**ASSIGNMENT:**
Each entry in the listing must be set down again word for word.
============
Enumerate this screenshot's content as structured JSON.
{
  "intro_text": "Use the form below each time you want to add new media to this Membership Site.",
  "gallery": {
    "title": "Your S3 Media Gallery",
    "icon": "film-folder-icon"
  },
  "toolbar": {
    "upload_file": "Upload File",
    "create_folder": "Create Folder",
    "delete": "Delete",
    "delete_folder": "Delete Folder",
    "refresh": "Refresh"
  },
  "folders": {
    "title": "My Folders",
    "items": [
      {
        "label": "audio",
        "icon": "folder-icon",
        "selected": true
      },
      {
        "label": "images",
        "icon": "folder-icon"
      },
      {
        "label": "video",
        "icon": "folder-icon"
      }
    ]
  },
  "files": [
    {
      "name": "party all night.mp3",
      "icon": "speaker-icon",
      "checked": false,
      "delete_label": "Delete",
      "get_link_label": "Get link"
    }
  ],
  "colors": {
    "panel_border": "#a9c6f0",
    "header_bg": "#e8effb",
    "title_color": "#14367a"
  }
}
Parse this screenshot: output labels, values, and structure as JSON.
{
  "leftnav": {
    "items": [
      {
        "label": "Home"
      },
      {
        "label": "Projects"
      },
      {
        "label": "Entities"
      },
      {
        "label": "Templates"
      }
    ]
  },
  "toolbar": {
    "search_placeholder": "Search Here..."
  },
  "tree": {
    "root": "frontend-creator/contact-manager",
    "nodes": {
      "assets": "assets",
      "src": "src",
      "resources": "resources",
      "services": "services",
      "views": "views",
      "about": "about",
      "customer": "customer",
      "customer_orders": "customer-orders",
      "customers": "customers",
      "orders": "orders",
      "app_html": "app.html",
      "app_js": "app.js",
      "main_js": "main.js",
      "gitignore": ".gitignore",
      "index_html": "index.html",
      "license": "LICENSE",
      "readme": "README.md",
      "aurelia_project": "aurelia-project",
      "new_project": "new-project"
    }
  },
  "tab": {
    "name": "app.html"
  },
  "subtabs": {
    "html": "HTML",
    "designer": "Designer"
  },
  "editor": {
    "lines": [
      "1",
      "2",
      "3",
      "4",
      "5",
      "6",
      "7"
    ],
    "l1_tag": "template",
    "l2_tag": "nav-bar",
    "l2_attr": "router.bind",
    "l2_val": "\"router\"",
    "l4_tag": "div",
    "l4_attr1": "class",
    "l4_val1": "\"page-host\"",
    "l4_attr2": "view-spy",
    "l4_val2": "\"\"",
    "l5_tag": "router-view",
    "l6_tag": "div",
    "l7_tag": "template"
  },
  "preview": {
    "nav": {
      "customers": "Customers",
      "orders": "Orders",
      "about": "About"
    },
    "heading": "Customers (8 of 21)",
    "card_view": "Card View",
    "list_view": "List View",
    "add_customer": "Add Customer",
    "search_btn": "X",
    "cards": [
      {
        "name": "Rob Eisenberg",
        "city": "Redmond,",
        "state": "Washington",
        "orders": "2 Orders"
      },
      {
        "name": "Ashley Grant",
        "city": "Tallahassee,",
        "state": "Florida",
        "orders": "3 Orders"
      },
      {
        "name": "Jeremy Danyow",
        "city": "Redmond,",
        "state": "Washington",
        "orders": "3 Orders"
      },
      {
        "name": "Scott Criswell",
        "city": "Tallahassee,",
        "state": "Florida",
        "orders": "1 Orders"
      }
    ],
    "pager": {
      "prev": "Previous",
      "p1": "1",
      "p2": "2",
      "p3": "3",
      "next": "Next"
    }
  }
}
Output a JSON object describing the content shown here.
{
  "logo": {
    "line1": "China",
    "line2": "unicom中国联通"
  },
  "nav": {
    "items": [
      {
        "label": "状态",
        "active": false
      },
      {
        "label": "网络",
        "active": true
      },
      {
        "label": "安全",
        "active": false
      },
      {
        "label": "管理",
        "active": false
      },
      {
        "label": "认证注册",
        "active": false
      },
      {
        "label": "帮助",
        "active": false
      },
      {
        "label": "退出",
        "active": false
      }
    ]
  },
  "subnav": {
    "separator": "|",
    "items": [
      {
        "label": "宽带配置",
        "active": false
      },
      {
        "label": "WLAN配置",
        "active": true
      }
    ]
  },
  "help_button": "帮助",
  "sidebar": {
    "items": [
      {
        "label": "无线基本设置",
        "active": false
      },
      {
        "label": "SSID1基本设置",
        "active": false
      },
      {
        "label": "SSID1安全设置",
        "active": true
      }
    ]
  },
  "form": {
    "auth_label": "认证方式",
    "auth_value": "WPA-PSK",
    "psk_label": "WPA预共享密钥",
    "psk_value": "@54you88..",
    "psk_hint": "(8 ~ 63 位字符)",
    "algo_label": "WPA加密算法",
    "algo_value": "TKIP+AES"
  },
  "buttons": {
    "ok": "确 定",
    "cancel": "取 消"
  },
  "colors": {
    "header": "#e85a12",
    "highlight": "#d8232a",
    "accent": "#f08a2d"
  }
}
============
**REPLY TO THE EXERCISE:**
Enumerate this screenshot's content as structured JSON.
{
  "intro_text": "Use the form below each time you want to add new media to this Membership Site.",
  "gallery": {
    "title": "Your S3 Media Gallery",
    "icon": "film-folder-icon"
  },
  "toolbar": {
    "upload_file": "Upload File",
    "create_folder": "Create Folder",
    "delete": "Delete",
    "delete_folder": "Delete Folder",
    "refresh": "Refresh"
  },
  "folders": {
    "title": "My Folders",
    "items": [
      {
        "label": "audio",
        "icon": "folder-icon",
        "selected": true
      },
      {
        "label": "images",
        "icon": "folder-icon"
      },
      {
        "label": "video",
        "icon": "folder-icon"
      }
    ]
  },
  "files": [
    {
      "name": "party all night.mp3",
      "icon": "speaker-icon",
      "checked": false,
      "delete_label": "Delete",
      "get_link_label": "Get link"
    }
  ],
  "colors": {
    "panel_border": "#a9c6f0",
    "header_bg": "#e8effb",
    "title_color": "#14367a"
  }
}
Parse this screenshot: output labels, values, and structure as JSON.
{
  "leftnav": {
    "items": [
      {
        "label": "Home"
      },
      {
        "label": "Projects"
      },
      {
        "label": "Entities"
      },
      {
        "label": "Templates"
      }
    ]
  },
  "toolbar": {
    "search_placeholder": "Search Here..."
  },
  "tree": {
    "root": "frontend-creator/contact-manager",
    "nodes": {
      "assets": "assets",
      "src": "src",
      "resources": "resources",
      "services": "services",
      "views": "views",
      "about": "about",
      "customer": "customer",
      "customer_orders": "customer-orders",
      "customers": "customers",
      "orders": "orders",
      "app_html": "app.html",
      "app_js": "app.js",
      "main_js": "main.js",
      "gitignore": ".gitignore",
      "index_html": "index.html",
      "license": "LICENSE",
      "readme": "README.md",
      "aurelia_project": "aurelia-project",
      "new_project": "new-project"
    }
  },
  "tab": {
    "name": "app.html"
  },
  "subtabs": {
    "html": "HTML",
    "designer": "Designer"
  },
  "editor": {
    "lines": [
      "1",
      "2",
      "3",
      "4",
      "5",
      "6",
      "7"
    ],
    "l1_tag": "template",
    "l2_tag": "nav-bar",
    "l2_attr": "router.bind",
    "l2_val": "\"router\"",
    "l4_tag": "div",
    "l4_attr1": "class",
    "l4_val1": "\"page-host\"",
    "l4_attr2": "view-spy",
    "l4_val2": "\"\"",
    "l5_tag": "router-view",
    "l6_tag": "div",
    "l7_tag": "template"
  },
  "preview": {
    "nav": {
      "customers": "Customers",
      "orders": "Orders",
      "about": "About"
    },
    "heading": "Customers (8 of 21)",
    "card_view": "Card View",
    "list_view": "List View",
    "add_customer": "Add Customer",
    "search_btn": "X",
    "cards": [
      {
        "name": "Rob Eisenberg",
        "city": "Redmond,",
        "state": "Washington",
        "orders": "2 Orders"
      },
      {
        "name": "Ashley Grant",
        "city": "Tallahassee,",
        "state": "Florida",
        "orders": "3 Orders"
      },
      {
        "name": "Jeremy Danyow",
        "city": "Redmond,",
        "state": "Washington",
        "orders": "3 Orders"
      },
      {
        "name": "Scott Criswell",
        "city": "Tallahassee,",
        "state": "Florida",
        "orders": "1 Orders"
      }
    ],
    "pager": {
      "prev": "Previous",
      "p1": "1",
      "p2": "2",
      "p3": "3",
      "next": "Next"
    }
  }
}
Output a JSON object describing the content shown here.
{
  "logo": {
    "line1": "China",
    "line2": "unicom中国联通"
  },
  "nav": {
    "items": [
      {
        "label": "状态",
        "active": false
      },
      {
        "label": "网络",
        "active": true
      },
      {
        "label": "安全",
        "active": false
      },
      {
        "label": "管理",
        "active": false
      },
      {
        "label": "认证注册",
        "active": false
      },
      {
        "label": "帮助",
        "active": false
      },
      {
        "label": "退出",
        "active": false
      }
    ]
  },
  "subnav": {
    "separator": "|",
    "items": [
      {
        "label": "宽带配置",
        "active": false
      },
      {
        "label": "WLAN配置",
        "active": true
      }
    ]
  },
  "help_button": "帮助",
  "sidebar": {
    "items": [
      {
        "label": "无线基本设置",
        "active": false
      },
      {
        "label": "SSID1基本设置",
        "active": false
      },
      {
        "label": "SSID1安全设置",
        "active": true
      }
    ]
  },
  "form": {
    "auth_label": "认证方式",
    "auth_value": "WPA-PSK",
    "psk_label": "WPA预共享密钥",
    "psk_value": "@54you88..",
    "psk_hint": "(8 ~ 63 位字符)",
    "algo_label": "WPA加密算法",
    "algo_value": "TKIP+AES"
  },
  "buttons": {
    "ok": "确 定",
    "cancel": "取 消"
  },
  "colors": {
    "header": "#e85a12",
    "highlight": "#d8232a",
    "accent": "#f08a2d"
  }
}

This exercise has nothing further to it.